After tragedy, people tend to look for something or someone to blame. For some, the most difficult part of recovering from sudden shock is accepting the often chaotic and blameless nature of events.
One mental obstacle we can face in this situation is confronting, if we have it, our “just world bias”. This is a simple belief, sometimes instilled through religious institutions, that all the world’s consequences are the results of a universal force that restores moral balance. This bias can cause people to rationalise others’ misfortune as deserved without considering actual causes or it can cause people to remain apathetic to public issues surrounding them as they can just leave the state of the world up to the universal balancing force. Obviously, shedding our just world bias and accepting the moral responsibility that comes with agency is in the best interests of everyone.
Another issue we encounter when tragedy strikes is the sensationalism of the media. This problem is also tied up with capitalism as media outlets are implicitly encouraged to be sensationalist because it sells papers.
On November 19th I came across an article in the Plymouth Herald with the headline “Much-loved Plymouth headteacher [sic] took her own life after ‘inadequate’ Ofsted inspection”. I believe that this headline is misleading to the extent that the author is in breach of journalistic ethics and should be subject to internal disciplinary procedure as appropriate.
Firstly, it could be mistaken to mean that the OFSTED inspection was itself inadequate; rather than the actual meaning which was that OFSTED rated the head teacher’s school as inadequate. Secondly, the headline could be taken to imply that this tragic death was a direct response to the inspection.

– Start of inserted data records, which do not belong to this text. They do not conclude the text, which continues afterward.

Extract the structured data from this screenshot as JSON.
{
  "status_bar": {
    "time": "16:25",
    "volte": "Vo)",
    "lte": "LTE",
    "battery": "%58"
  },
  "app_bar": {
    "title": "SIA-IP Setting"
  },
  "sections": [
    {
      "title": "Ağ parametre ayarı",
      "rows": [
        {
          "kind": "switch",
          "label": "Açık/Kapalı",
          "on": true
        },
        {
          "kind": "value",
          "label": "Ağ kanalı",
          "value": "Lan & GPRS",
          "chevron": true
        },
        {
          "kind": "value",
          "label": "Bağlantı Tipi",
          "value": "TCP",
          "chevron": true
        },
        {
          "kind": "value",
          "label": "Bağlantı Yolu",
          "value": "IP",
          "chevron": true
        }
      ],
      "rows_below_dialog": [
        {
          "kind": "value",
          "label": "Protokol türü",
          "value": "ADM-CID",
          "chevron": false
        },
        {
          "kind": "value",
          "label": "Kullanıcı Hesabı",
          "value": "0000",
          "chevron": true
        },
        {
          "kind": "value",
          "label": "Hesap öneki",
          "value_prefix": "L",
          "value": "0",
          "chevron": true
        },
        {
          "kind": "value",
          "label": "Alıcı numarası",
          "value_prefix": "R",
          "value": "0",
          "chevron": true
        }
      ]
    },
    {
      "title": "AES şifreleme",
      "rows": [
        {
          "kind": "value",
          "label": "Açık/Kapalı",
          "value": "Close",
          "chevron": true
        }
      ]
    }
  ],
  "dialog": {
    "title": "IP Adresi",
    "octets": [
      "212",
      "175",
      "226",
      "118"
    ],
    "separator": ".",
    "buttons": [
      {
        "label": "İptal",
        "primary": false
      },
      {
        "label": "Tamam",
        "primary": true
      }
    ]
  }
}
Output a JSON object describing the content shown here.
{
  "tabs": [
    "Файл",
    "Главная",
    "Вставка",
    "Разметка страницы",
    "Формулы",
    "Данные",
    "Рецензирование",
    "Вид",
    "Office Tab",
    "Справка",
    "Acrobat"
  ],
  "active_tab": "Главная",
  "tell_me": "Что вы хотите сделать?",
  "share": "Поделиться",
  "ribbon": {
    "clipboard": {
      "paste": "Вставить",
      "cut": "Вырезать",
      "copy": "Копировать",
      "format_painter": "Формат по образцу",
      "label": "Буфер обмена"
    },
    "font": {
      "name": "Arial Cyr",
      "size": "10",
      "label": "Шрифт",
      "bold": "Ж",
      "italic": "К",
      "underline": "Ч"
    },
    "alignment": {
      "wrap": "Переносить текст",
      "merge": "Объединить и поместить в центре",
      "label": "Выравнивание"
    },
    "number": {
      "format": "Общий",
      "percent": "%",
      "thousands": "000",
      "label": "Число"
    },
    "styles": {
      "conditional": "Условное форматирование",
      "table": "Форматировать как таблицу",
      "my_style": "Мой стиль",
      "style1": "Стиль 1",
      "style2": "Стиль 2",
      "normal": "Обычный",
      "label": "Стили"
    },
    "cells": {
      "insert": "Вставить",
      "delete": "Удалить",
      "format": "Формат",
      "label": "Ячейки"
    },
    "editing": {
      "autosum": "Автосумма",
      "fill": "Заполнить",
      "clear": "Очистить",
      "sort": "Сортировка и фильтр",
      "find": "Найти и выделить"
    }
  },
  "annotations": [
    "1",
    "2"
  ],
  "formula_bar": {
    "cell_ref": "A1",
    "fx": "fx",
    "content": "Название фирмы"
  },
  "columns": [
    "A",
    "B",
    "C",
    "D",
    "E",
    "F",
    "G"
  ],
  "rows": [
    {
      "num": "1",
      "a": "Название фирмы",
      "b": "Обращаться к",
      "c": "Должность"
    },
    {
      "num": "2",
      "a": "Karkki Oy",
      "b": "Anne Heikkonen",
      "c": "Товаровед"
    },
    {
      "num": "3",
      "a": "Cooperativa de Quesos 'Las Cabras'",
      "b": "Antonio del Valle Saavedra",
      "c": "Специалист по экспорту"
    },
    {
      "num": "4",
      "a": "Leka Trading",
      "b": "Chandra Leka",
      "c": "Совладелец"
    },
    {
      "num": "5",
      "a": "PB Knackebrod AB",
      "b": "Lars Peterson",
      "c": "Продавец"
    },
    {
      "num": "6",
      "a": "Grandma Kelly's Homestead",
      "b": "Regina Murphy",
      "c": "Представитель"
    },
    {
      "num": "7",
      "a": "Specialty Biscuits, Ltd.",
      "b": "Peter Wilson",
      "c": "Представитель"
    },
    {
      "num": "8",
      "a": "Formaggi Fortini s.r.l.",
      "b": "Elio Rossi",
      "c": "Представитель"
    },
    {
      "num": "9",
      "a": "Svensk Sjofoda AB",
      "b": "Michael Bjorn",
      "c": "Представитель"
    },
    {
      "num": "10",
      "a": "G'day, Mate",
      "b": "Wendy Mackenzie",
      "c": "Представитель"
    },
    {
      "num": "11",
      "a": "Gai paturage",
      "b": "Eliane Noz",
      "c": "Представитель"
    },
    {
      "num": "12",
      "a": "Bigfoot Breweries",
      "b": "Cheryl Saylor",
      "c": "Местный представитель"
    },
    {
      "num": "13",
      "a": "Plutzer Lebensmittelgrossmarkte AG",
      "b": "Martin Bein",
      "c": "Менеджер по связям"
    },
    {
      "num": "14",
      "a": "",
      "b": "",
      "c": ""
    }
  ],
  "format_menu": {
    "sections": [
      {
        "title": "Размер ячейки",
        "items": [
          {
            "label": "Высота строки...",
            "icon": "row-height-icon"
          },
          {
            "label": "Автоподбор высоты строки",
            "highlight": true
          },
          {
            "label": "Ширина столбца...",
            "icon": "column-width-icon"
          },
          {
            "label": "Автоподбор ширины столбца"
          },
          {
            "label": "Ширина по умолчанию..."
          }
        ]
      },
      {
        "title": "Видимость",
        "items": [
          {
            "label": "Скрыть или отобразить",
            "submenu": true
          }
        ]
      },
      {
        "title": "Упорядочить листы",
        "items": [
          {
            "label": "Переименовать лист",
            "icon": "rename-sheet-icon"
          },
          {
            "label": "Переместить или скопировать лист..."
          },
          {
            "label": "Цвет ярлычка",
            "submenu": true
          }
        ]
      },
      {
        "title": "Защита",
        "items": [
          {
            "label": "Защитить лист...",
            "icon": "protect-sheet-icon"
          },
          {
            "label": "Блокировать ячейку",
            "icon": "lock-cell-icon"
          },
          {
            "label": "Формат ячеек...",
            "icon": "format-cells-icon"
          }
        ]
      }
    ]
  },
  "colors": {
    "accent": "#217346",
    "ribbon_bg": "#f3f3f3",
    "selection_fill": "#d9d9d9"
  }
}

In the comments on the Herald’s Facebook link to the article, views were divided with some feeling that it was inappropriate and disrespectful for the Herald to report this story. Of course, while I sympathise with all those affected by this dreadful incident, I think this is the kind of story we need to hear more of- obviously, not because I want this to happen more, but because it already does and people aren’t aware of it.
Mental health in the UK, thanks to campaigns like “Time to Talk”, is an issue that we are increasingly becoming aware of yet, according to figures from charities like Mind and the Governmental ONS, it is still worsening. (And it will only worsen still as the current Tory Government continues its vicious programme of class warfare.)
Some commenters on the Facebook link also expressed anger at OFSTED, perhaps looking for something to blame, perhaps misled by the atrocious headline. Others pointed to the immense pressures teachers are under- which should actually concern us. However, looking to blame something or someone will not bring closure and may cause us to prematurely stop investigating the cause of such a tragedy.
With this particular case, had OFSTED known about any mental health issues prior to their inspection, it probably wouldn’t have changed anything as their inspections should be completely impartial and objective, considering and reviewing how the needs of pupils are being met. Further, to blame OFSTED would be to denigrate those suffering from serious illnesses, such as depression, as it implies that the disease isn’t complex and life-threatening in itself. Unfortunately, we will never be able to find for certain the “straw that broke the camel’s back” (for lack of a better metaphor as I failed to find one online) but really, we shouldn’t be looking for that- we should be looking at the straw already piling up and questioning that.
This will be published on TheKnowledge, official student newspaper of Plymouth university’s student union, UPSU.
Sorry for the lack of content recently- new semester at university. I have some more article ideas and do plan on finishing the commentary series on the US political science journal article “US is an oligarchy?” but mostly my writing here will be an archive of stuff I write for the student newspaper or bits and pieces I create during university that I think might be suitable here.